Wasa Managing Director Syed Zahid Aziz said drinking water in Pakistan has declined by six times per capita since 1960.

“Nature has blessed Pakistan with abundant water but extraordinary population growth is a major reason for decline in water availability,” he claimed, adding due to this the ratio of per capita availability of water has declined. He said annual drop in Lahore’s underground water aquifer was up to 1 metre per annum but for the last three years the underground aquifer was not decreasing.

The MD termed it a big achievement and said maintaining minimum and maximum levels of underground water aquifer means that the life of Lahore’s underground water aquifer has increased.

“If this depletion continued then in the coming years the city may witness water scarcity,” he said, adding the steps taken by Wasa to stop unnecessary use of underground water showed these results.

He said Wasa, under the guidance of Punjab government, took various steps to control depletion of underground water. He said as a first step, Wasa introduced licensing system and imposition of aquifer charges, which reduced the use of excessive water pumping being done by tube-wells in private sector.

Secondly, Wasa introduced recycling of car washing water at 310 service stations in Lahore and heavy fines were imposed on the car washing units who didn’t install water recycling plants. He said presently every car wash unit in the provincial metropolis has its own water recycling plant and Wasa teams carried out their inspections randomly.

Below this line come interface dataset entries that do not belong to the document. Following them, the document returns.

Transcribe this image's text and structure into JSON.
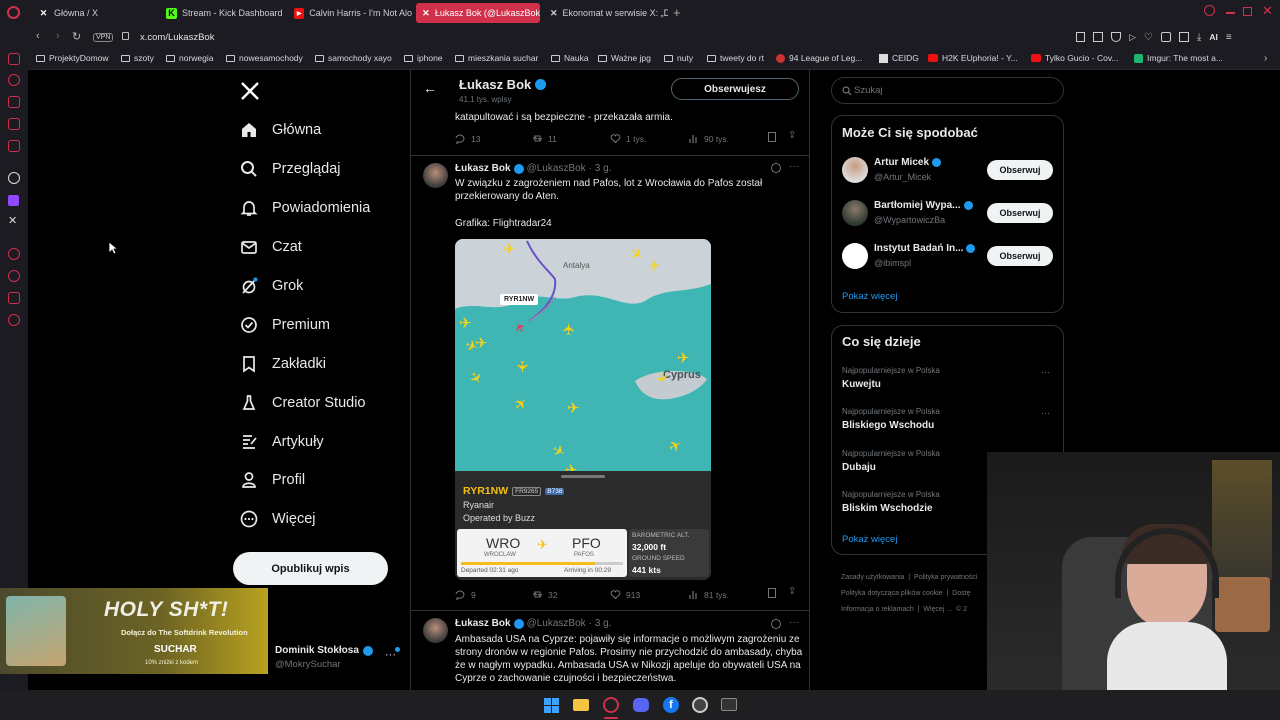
{
  "browser": {
    "tabs": [
      {
        "label": "Główna / X",
        "icon": "x-logo-icon",
        "active": false
      },
      {
        "label": "Stream - Kick Dashboard",
        "icon": "kick-icon",
        "active": false
      },
      {
        "label": "Calvin Harris - I'm Not Alo",
        "icon": "youtube-icon",
        "active": false
      },
      {
        "label": "Łukasz Bok (@LukaszBok",
        "icon": "x-logo-icon",
        "active": true
      },
      {
        "label": "Ekonomat w serwisie X: „D",
        "icon": "x-logo-icon",
        "active": false
      }
    ],
    "url": "x.com/LukaszBok",
    "vpn": "VPN",
    "ai": "AI",
    "bookmarks": [
      "ProjektyDomow",
      "szoty",
      "norwegia",
      "nowesamochody",
      "samochody xayo",
      "iphone",
      "mieszkania suchar",
      "Nauka",
      "Ważne jpg",
      "nuty",
      "tweety do rt",
      "94 League of Leg...",
      "CEIDG",
      "H2K EUphoria! - Y...",
      "Tylko Gucio - Cov...",
      "Imgur: The most a..."
    ]
  },
  "nav": {
    "items": [
      "Główna",
      "Przeglądaj",
      "Powiadomienia",
      "Czat",
      "Grok",
      "Premium",
      "Zakładki",
      "Creator Studio",
      "Artykuły",
      "Profil",
      "Więcej"
    ],
    "post_button": "Opublikuj wpis",
    "account_name": "Dominik Stokłosa",
    "account_handle": "@MokrySuchar"
  },
  "ad": {
    "headline": "HOLY SH*T!",
    "line": "Dołącz do The Softdrink Revolution",
    "brand": "SUCHAR",
    "promo": "10% zniżki z kodem"
  },
  "profile_header": {
    "name": "Łukasz Bok",
    "posts": "41,1 tys. wpisy",
    "follow": "Obserwujesz"
  },
  "prev_tweet": {
    "text": "katapultować i są bezpieczne - przekazała armia.",
    "replies": "13",
    "reposts": "11",
    "likes": "1 tys.",
    "views": "90 tys."
  },
  "tweet1": {
    "name": "Łukasz Bok",
    "handle": "@LukaszBok",
    "time": "· 3 g.",
    "text": "W związku z zagrożeniem nad Pafos, lot z Wrocławia do Pafos został przekierowany do Aten.",
    "text2": "Grafika: Flightradar24",
    "replies": "9",
    "reposts": "32",
    "likes": "913",
    "views": "81 tys."
  },
  "flight": {
    "callsign": "RYR1NW",
    "map_label": "RYR1NW",
    "flight_no": "FR9265",
    "aircraft": "B738",
    "airline": "Ryanair",
    "operator": "Operated by Buzz",
    "from_code": "WRO",
    "from_city": "WROCLAW",
    "to_code": "PFO",
    "to_city": "PAFOS",
    "departed": "Departed 02:31 ago",
    "arriving": "Arriving in 00:29",
    "alt_label": "BAROMETRIC ALT.",
    "alt": "32,000 ft",
    "speed_label": "GROUND SPEED",
    "speed": "441 kts",
    "map_city1": "Antalya",
    "map_city2": "Cyprus",
    "route_progress": 0.83
  },
  "tweet2": {
    "name": "Łukasz Bok",
    "handle": "@LukaszBok",
    "time": "· 3 g.",
    "text": "Ambasada USA na Cyprze: pojawiły się informacje o możliwym zagrożeniu ze strony dronów w regionie Pafos. Prosimy nie przychodzić do ambasady, chyba że w nagłym wypadku. Ambasada USA w Nikozji apeluje do obywateli USA na Cyprze o zachowanie czujności i bezpieczeństwa."
  },
  "search": {
    "placeholder": "Szukaj"
  },
  "suggest": {
    "title": "Może Ci się spodobać",
    "users": [
      {
        "name": "Artur Micek",
        "handle": "@Artur_Micek",
        "btn": "Obserwuj"
      },
      {
        "name": "Bartłomiej Wypa...",
        "handle": "@WypartowiczBa",
        "btn": "Obserwuj"
      },
      {
        "name": "Instytut Badań In...",
        "handle": "@ibimspl",
        "btn": "Obserwuj"
      }
    ],
    "more": "Pokaż więcej"
  },
  "trends": {
    "title": "Co się dzieje",
    "items": [
      {
        "meta": "Najpopularniejsze w Polska",
        "name": "Kuwejtu"
      },
      {
        "meta": "Najpopularniejsze w Polska",
        "name": "Bliskiego Wschodu"
      },
      {
        "meta": "Najpopularniejsze w Polska",
        "name": "Dubaju"
      },
      {
        "meta": "Najpopularniejsze w Polska",
        "name": "Bliskim Wschodzie"
      }
    ],
    "more": "Pokaż więcej"
  },
  "footer": [
    "Zasady użytkowania",
    "Polityka prywatności",
    "Polityka dotycząca plików cookie",
    "Dostę",
    "Informacja o reklamach",
    "Więcej ...",
    "© 2"
  ],
  "colors": {
    "accent": "#1d9bf0",
    "tab_active": "#d0304a",
    "plane": "#f4d21b",
    "sea": "#3fb5b4",
    "callsign": "#f4c018"
  }
}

He said another landmark step of Wasa to control excessive use of underground water was introduction of reuse of ablution water at 200 mosques. He said used ablution water was transferred to nearby parks for gardening purposes due to which the water pumping by Parks and Horticulture Authority (PHA) reduced significantly.

He said that fines on water wastage due to ramp washing and car washing through pipes in residential, commercial and industrial areas were also imposed and Dolphin Force was engaged to share pictures of water wastage as evidence.

Wasa has also completed construction of one underground rainwater storage tank while two were under construction. These tanks will store rainwater which will be later used by PHA for gardening purposes and fire brigade services and it will further reduce the use of tube wells.

The MD said that timing of all tube wells in the provincial capital was rescheduled. Earlier, the tube wells were operative for 18 hours and pumping water out from the ground while now they were operated for 8 hours a day.

“This landmark achievement is not possible without the support of the chief minister and LDA’s governing body,” he said and praised the entire Wasa team and citizens who gave full support to Wasa.